Telemedicine, or telehealth, can connect us to our doctors in ways never before possible. With prescriptions and small questions that may not require an in-person appointment, to meeting with a specialist hundreds of miles away, it’s easier to have accessible and affordable healthcare, especially in rural and underserved areas, with telemedicine.
A patient with required follow up care after a surgery with limited mobility during the healing process can benefit from telemedicine. For problems that need rapid attention, it’s much easier to call, text, or video chat instead of making an appointment. Better communication with your doctor between appointments can lead to more preemptive care and avoiding having to see your physician when you’re already ill.
Most discussions surrounding telemedicine focus on the impact on rural areas, where patients have to travel large distances to visit a hospital or specialist, and often even their primary care physician. Rural areas are experiencing hospital and clinic closures at faster rates; doctors may not have enough patients to maintain an office-based practice, and hospitals may lack the resources needed to support their employees or patients adequately. Telemedicine can also provide access to a larger patient base to make a rural healthcare facility more financially stable and viable
In some rural areas in Washington, it may be hard to find a local primary care provider who accepts your insurance. Telemedicine can fill this gap, as well as allowing for connections with specialists where meeting wouldn’t be feasible. Telemedicine often requires high-speed internet, and while this type of internet access is growing, it can be expensive.
Telemedicine use has grown substantially, with convenience and accessibility being the greatest contributing factor. Most insurance companies only cover telemedicine to this particular reason – to expand and support coverage for the rural landscape. There are some exceptions based on the kind of illness, and its stage, allowing some persons with end-stage diagnoses to stay in their homes.

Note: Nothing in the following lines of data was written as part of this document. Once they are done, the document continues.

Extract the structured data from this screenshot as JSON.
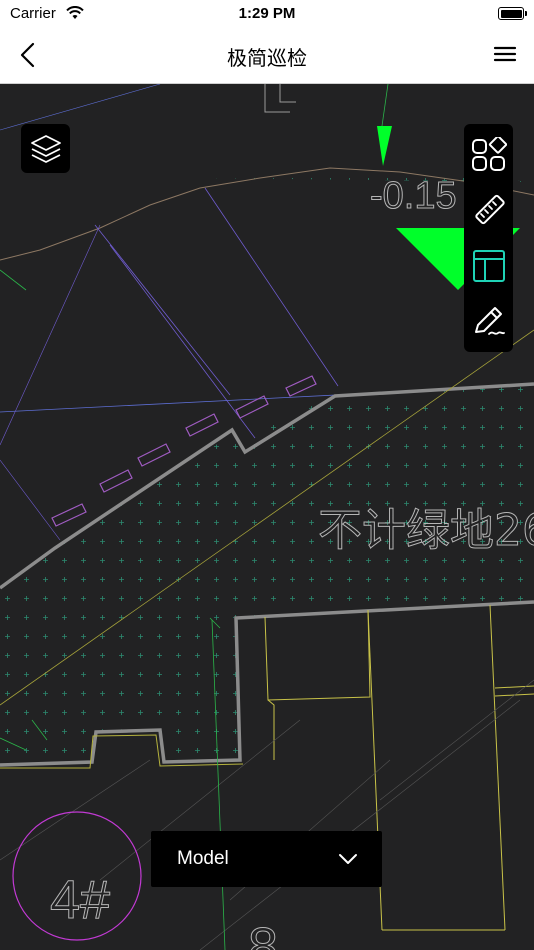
{
  "status_bar": {
    "carrier": "Carrier",
    "time": "1:29 PM"
  },
  "nav": {
    "title": "极简巡检",
    "back_icon": "chevron-left-icon",
    "menu_icon": "hamburger-menu-icon"
  },
  "drawing": {
    "elevation_label": "-0.15",
    "area_label": "不计绿地26",
    "building_label": "4#",
    "bottom_label": "8"
  },
  "toolbar": {
    "layers_icon": "layers-icon",
    "tools": [
      {
        "name": "shapes-tool",
        "icon": "shapes-icon"
      },
      {
        "name": "measure-tool",
        "icon": "ruler-icon"
      },
      {
        "name": "layout-tool",
        "icon": "layout-icon",
        "active_color": "#1fd3b6"
      },
      {
        "name": "markup-tool",
        "icon": "pen-icon"
      }
    ]
  },
  "model_select": {
    "selected": "Model"
  },
  "colors": {
    "background": "#222223",
    "accent": "#1fd3b6",
    "marker": "#00ff2a"
  }
}
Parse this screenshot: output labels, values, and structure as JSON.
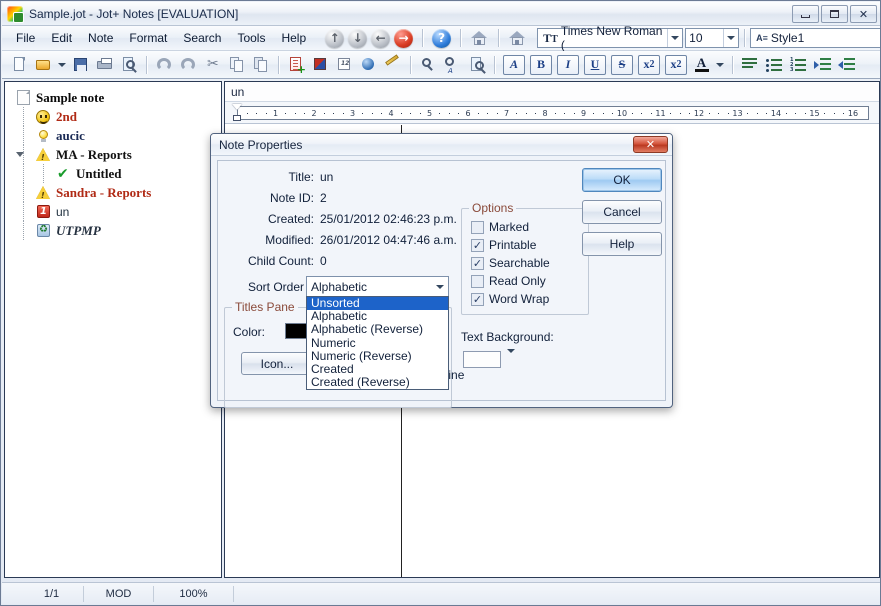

Affordable and Accessible Healthcare
In rural and urban areas there are people struggling to access affordable healthcare. Telemedicine can provide a less resource-intensive option to the traditional doctor’s appointment, or visit to an emergency clinic. Telemedicine is great for quickly diagnosing and starting treatment for minor, but intense health issues that are commonly diagnosed, like the flu, and UTIs, and chronic problems requiring prescriptions, such as diabetes.
Certain follow up appointments, chronic illness visits, specialist visits, and mental health care can benefit from the integration of telemedicine.
In an inpatient medical facility, telemedicine can allow for detailed and constant observation of more patients at the same time. Simultaneous monitoring of multiple patients and their vital signs can allow for a much quicker intervention when something goes wrong quickly.
How Telemedicine is Affecting the Medical Industry
Medicare is beginning the slow movement towards telemedicine coverage for more of the population. In 2020, there should be Medicare Advantage plans that cover much more telemedicine.
Telemedicine has the potential to impact many lives across the country. With such advances, however, may come more medical errors. In the future, we may see more missed diagnoses and miscommunications between doctors and patients and between medical providers. Such errors can lead to serious injuries and even deaths of patients.
If You’ve Been Injured, You Have Rights
For many, telemedicine may be a very strong option, but with this option comes additional risks and cause for serious errors. If you or a loved one have been injured because of a telemedical error or due to the negligence of a telemedical professional, you may deserve compensation for the injuries. Contact us for help today.